That means a single person might have to find accommodation in between selling the old home and completing the purchase of the new one.
The clarification apparently came from the Ministry of Finance (MOF) on March 28th (not an excuse here but we were on vacation that week so that might explain the oversight), following uncertainty over whether stamp duty concessions for married people would also apply to singles ("No stamp duty relief for singles switching homes"; ST Forum, March 30)
Some married couples will get a refund of the ABSD if they dispose of their first property within six months of buying a resale home or the completion of an uncompleted one.
This relief is provided for joint purchases by married couples with at least one Singaporean spouse. Both parties must also not own any other property at the time of purchase to qualify.
But these do not extend to singles. This means singles will have to sell their existing home first before buying another - even if the new unit is meant for occupation and not investment. And if they do not comply with this rule, they will be hit with a hefty additional tax in the form of the ABSD.
The rule could mean much inconvenience, with single people having to find a rented place for the short term, bunk in with a family member temporarily or secure an extension of stay with the buyer between the transactions.
The new levy was part of the seventh and most extensive set of property cooling measures that were unveiled in January.
These slapped a 7% ABSD on Singaporeans buying their second home.
A spokesman from the MOF said that the Government raised the ABSD rates to moderate demand for properties and help cool the market. It limited ABSD concessions to a narrow group of buyers, namely Singaporean married couples, to help them acquire and upgrade their matrimonial homes. So if more groups, such as singles, were able to qualify for ABSD concessions, it would defeat the purpose of the cooling measures.
But some experts disagreed with the policy, noting that all Singaporeans should be treated equally, regardless of their marital status. They felt that singles should not be penalised as long as they will own just one house eventually. The ABSD relief offered to married couples should be extended to them as well, as long as they commit to selling their current home within six months of the purchase.
The Government's measure has prompted Ms Karen Yip to raise the question of whether there is a proven correlation between one's marital status and the runaway prices in the property market, or has the original cooling objective of the ABSD bifurcated into one that attempts to address demographic anomalies as well. She felt that such measure, as it stands, is not only unfair but also diminishes the value of Singapore citizenship for singles. After all, they also contribute to nation building and pay as much tax as married citizens, if not more. ("Stamp duty refund: Shed light on singles' exclusion"; ST Forum, April 19).

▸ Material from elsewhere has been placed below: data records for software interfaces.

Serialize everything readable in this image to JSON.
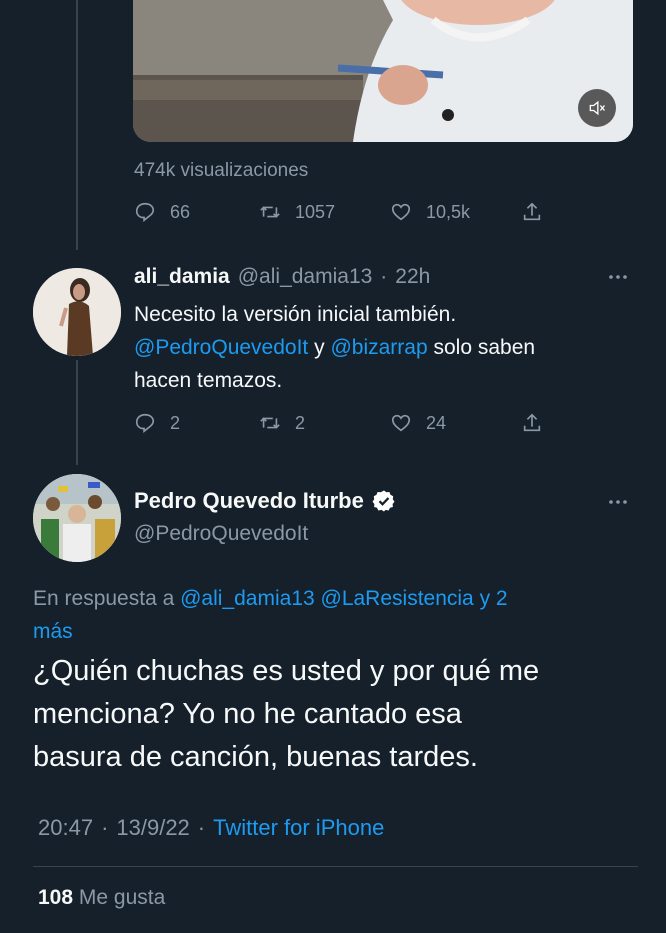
{
  "video": {
    "views": "474k visualizaciones"
  },
  "tweet1_actions": {
    "replies": "66",
    "retweets": "1057",
    "likes": "10,5k"
  },
  "reply": {
    "name": "ali_damia",
    "handle": "@ali_damia13",
    "sep": "·",
    "time": "22h",
    "line1": "Necesito la versión inicial también.",
    "mention1": "@PedroQuevedoIt",
    "conj": "y",
    "mention2": "@bizarrap",
    "line2_rest": "solo saben",
    "line3": "hacen temazos.",
    "replies": "2",
    "retweets": "2",
    "likes": "24"
  },
  "main": {
    "name": "Pedro Quevedo Iturbe",
    "handle": "@PedroQuevedoIt",
    "in_reply_prefix": "En respuesta a",
    "in_reply_mentions": "@ali_damia13 @LaResistencia y 2",
    "in_reply_more": "más",
    "text_line1": "¿Quién chuchas es usted y por qué me",
    "text_line2": "menciona? Yo no he cantado esa",
    "text_line3": "basura de canción, buenas tardes.",
    "time": "20:47",
    "dot1": "·",
    "date": "13/9/22",
    "dot2": "·",
    "client": "Twitter for iPhone",
    "likes_count": "108",
    "likes_label": "Me gusta"
  },
  "icons": {
    "reply": "reply-icon",
    "retweet": "retweet-icon",
    "like": "heart-icon",
    "share": "share-icon",
    "more": "more-icon",
    "verified": "verified-badge-icon",
    "mute": "mute-icon"
  },
  "colors": {
    "background": "#15202b",
    "link": "#1d9bf0",
    "muted": "#8b98a5",
    "verified": "#ffffff"
  }
}
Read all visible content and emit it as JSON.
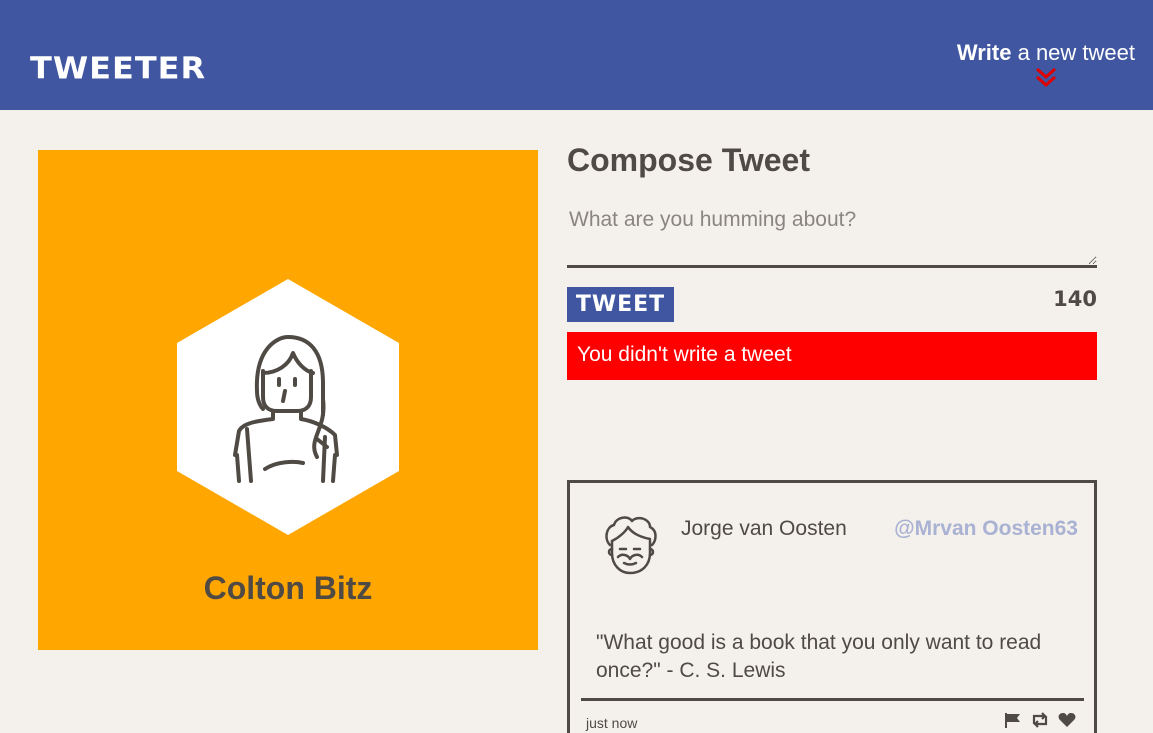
{
  "nav": {
    "logo": "TWEETER",
    "write_bold": "Write",
    "write_rest": " a new tweet"
  },
  "profile": {
    "name": "Colton Bitz",
    "background_color": "#ffa600"
  },
  "compose": {
    "title": "Compose Tweet",
    "placeholder": "What are you humming about?",
    "button_label": "TWEET",
    "counter": "140",
    "error": "You didn't write a tweet"
  },
  "tweet": {
    "author": "Jorge van Oosten",
    "handle": "@Mrvan Oosten63",
    "text": "\"What good is a book that you only want to read once?\" - C. S. Lewis",
    "time": "just now"
  },
  "colors": {
    "nav": "#4056a1",
    "accent": "#ff0000",
    "background": "#f4f1ec",
    "text": "#4f4a44"
  }
}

Maybe it's time for MOF to step onto the plate (again) and better explain the rationale for denying singles the ABSD remission?